Work required – Lines below containing the word "exit" should be copied out.

Data for review –
━━━━

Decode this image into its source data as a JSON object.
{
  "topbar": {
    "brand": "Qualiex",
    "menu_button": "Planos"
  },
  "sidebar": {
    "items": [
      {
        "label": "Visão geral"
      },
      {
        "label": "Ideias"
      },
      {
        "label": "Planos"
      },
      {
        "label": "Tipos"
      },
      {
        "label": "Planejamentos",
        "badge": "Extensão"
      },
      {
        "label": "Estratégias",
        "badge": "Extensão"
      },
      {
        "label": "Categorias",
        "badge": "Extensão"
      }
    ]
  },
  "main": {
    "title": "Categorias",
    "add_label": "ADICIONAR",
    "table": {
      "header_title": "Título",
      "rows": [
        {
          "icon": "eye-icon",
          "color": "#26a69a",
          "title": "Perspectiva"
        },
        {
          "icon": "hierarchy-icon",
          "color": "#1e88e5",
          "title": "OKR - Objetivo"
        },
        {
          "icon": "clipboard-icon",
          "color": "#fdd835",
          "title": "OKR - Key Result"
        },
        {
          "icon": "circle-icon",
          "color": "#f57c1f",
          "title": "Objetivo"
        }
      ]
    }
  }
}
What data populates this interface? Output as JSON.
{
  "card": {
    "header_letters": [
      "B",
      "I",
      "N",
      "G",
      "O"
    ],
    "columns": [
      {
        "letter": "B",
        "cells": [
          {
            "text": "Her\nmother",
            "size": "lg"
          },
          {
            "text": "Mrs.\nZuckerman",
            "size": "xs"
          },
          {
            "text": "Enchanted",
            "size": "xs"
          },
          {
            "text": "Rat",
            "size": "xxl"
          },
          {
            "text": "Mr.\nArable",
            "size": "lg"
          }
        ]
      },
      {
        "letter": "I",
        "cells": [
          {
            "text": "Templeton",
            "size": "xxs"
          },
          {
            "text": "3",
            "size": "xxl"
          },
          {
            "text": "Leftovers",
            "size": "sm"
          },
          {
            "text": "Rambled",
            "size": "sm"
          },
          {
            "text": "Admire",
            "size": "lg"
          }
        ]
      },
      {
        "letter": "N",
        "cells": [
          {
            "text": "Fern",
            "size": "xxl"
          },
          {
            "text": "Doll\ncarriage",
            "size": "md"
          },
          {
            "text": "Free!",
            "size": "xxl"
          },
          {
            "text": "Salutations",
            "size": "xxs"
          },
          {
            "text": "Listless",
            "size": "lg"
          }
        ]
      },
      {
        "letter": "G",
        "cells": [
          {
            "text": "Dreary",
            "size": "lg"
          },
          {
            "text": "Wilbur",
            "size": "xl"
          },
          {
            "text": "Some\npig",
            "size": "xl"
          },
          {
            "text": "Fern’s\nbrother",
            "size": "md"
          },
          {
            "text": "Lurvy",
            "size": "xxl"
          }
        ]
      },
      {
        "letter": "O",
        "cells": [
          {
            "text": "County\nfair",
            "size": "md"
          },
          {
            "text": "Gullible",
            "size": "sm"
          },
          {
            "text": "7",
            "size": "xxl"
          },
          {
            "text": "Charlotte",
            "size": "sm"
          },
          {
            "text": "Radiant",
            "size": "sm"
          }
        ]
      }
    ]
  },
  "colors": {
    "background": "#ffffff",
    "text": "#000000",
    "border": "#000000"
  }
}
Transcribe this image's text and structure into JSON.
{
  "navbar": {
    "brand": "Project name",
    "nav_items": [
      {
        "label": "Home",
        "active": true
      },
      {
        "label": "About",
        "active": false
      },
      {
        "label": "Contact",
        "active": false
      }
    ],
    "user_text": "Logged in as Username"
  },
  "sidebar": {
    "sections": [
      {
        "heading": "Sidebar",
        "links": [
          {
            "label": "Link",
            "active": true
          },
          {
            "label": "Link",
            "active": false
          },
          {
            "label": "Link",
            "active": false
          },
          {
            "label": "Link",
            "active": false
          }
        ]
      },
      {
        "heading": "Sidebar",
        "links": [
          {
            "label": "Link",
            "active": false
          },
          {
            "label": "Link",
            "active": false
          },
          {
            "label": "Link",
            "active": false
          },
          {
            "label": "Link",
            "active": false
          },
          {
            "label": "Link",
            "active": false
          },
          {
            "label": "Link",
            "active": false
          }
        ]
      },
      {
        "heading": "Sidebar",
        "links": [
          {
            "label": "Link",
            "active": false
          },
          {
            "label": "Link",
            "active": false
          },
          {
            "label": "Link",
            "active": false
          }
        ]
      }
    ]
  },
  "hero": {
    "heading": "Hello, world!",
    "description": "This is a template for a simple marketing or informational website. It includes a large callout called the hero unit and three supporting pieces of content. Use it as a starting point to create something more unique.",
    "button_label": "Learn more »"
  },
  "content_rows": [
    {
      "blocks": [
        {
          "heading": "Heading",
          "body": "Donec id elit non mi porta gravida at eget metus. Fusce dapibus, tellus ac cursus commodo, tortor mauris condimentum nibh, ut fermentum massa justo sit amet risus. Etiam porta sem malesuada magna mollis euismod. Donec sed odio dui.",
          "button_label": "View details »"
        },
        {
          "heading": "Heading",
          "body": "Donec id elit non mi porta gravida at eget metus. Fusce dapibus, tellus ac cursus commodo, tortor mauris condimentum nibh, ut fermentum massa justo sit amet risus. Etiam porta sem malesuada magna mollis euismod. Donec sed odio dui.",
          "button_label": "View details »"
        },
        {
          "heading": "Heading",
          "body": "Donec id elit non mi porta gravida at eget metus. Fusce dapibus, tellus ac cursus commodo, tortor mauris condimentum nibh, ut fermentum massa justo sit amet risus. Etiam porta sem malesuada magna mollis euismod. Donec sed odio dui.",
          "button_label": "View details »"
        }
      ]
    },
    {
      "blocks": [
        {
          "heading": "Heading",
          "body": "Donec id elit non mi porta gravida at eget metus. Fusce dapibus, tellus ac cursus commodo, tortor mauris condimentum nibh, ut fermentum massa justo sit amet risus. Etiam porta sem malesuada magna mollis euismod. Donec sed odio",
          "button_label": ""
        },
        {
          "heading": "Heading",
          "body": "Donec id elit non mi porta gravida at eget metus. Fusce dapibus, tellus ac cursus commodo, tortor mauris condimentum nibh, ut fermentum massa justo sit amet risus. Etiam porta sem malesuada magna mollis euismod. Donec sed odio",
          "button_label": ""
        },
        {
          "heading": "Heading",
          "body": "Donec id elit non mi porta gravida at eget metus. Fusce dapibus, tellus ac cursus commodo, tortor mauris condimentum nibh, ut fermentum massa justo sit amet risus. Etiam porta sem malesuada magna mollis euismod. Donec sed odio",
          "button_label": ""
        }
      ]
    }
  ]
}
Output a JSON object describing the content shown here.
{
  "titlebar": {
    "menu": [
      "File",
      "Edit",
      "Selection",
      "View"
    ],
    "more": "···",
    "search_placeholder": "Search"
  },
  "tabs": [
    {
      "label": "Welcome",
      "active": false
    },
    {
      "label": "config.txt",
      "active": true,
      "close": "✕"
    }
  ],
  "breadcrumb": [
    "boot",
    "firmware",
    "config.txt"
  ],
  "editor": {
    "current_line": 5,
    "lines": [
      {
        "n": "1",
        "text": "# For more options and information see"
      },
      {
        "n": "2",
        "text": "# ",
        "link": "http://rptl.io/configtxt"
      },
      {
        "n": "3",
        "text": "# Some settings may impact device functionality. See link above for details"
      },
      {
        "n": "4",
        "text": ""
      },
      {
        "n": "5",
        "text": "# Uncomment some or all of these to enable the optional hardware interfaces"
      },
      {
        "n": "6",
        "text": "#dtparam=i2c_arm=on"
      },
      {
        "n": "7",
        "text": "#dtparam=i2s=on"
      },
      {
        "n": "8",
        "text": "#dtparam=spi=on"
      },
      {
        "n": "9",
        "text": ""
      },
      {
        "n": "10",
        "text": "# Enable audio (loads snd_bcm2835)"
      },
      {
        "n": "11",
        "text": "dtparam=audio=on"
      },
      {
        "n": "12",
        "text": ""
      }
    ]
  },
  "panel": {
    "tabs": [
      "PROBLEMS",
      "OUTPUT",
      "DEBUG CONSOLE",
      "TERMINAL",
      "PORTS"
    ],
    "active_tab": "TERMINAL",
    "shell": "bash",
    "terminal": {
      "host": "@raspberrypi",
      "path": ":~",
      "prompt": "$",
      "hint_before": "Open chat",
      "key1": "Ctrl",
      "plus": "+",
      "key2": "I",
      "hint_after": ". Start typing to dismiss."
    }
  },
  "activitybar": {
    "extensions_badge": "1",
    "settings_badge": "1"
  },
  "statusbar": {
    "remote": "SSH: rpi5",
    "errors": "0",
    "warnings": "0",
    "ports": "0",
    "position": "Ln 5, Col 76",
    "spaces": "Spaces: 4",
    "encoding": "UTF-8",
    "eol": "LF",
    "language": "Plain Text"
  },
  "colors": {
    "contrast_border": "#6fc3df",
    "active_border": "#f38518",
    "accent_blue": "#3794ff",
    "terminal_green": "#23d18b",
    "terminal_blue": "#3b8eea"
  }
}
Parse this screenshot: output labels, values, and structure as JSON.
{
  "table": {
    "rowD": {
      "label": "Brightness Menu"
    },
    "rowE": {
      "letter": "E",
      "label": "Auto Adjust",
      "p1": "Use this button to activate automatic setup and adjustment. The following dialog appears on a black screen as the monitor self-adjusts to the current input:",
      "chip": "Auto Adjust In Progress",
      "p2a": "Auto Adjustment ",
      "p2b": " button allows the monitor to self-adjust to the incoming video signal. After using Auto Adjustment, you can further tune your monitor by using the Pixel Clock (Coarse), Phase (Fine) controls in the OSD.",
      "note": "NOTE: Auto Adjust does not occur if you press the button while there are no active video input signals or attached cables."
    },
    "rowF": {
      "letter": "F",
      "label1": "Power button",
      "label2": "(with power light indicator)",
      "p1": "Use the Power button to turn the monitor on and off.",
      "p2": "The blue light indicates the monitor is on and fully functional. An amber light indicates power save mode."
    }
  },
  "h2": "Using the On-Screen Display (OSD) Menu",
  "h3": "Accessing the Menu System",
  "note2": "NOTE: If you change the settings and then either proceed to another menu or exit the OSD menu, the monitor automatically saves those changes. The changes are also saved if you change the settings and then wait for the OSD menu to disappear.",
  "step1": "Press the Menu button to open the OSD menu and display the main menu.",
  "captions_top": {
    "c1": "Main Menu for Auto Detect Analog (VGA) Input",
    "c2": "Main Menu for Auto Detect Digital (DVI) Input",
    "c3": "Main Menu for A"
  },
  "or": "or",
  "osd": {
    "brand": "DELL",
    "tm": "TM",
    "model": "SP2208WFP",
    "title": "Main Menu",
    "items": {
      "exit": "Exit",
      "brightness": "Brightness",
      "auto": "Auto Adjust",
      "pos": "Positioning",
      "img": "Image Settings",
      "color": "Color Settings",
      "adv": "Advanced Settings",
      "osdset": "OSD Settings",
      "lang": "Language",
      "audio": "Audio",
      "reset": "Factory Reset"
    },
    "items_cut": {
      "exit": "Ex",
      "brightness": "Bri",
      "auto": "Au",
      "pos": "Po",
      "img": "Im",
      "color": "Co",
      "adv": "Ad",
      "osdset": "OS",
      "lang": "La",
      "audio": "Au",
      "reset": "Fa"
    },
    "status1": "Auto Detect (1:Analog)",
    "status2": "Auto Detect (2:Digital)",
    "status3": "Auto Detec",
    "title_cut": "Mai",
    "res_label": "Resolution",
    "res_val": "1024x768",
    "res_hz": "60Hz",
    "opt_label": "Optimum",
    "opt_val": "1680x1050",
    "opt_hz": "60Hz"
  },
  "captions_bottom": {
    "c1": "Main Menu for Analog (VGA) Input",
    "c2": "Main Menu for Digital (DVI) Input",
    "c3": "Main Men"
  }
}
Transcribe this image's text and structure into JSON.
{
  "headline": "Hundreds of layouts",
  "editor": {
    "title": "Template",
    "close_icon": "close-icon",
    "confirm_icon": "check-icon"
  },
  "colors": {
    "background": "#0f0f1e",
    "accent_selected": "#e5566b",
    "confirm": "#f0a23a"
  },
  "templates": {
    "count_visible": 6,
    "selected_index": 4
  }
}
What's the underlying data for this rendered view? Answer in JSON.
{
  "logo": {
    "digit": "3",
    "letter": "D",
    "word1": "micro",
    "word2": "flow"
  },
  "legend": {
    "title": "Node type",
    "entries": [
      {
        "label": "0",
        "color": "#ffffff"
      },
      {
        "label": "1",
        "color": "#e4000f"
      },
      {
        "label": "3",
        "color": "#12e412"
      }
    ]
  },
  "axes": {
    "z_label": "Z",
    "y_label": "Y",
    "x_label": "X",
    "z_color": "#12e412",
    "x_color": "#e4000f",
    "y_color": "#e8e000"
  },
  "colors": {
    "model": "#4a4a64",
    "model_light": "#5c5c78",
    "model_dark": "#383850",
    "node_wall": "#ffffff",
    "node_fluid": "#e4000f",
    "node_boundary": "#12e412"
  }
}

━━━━

Answer section –
  "note2": "NOTE: If you change the settings and then either proceed to another menu or exit the OSD menu, the monitor automatically saves those changes. The changes are also saved if you change the settings and then wait for the OSD menu to disappear.",
      "exit": "Exit",
      "exit": "Ex",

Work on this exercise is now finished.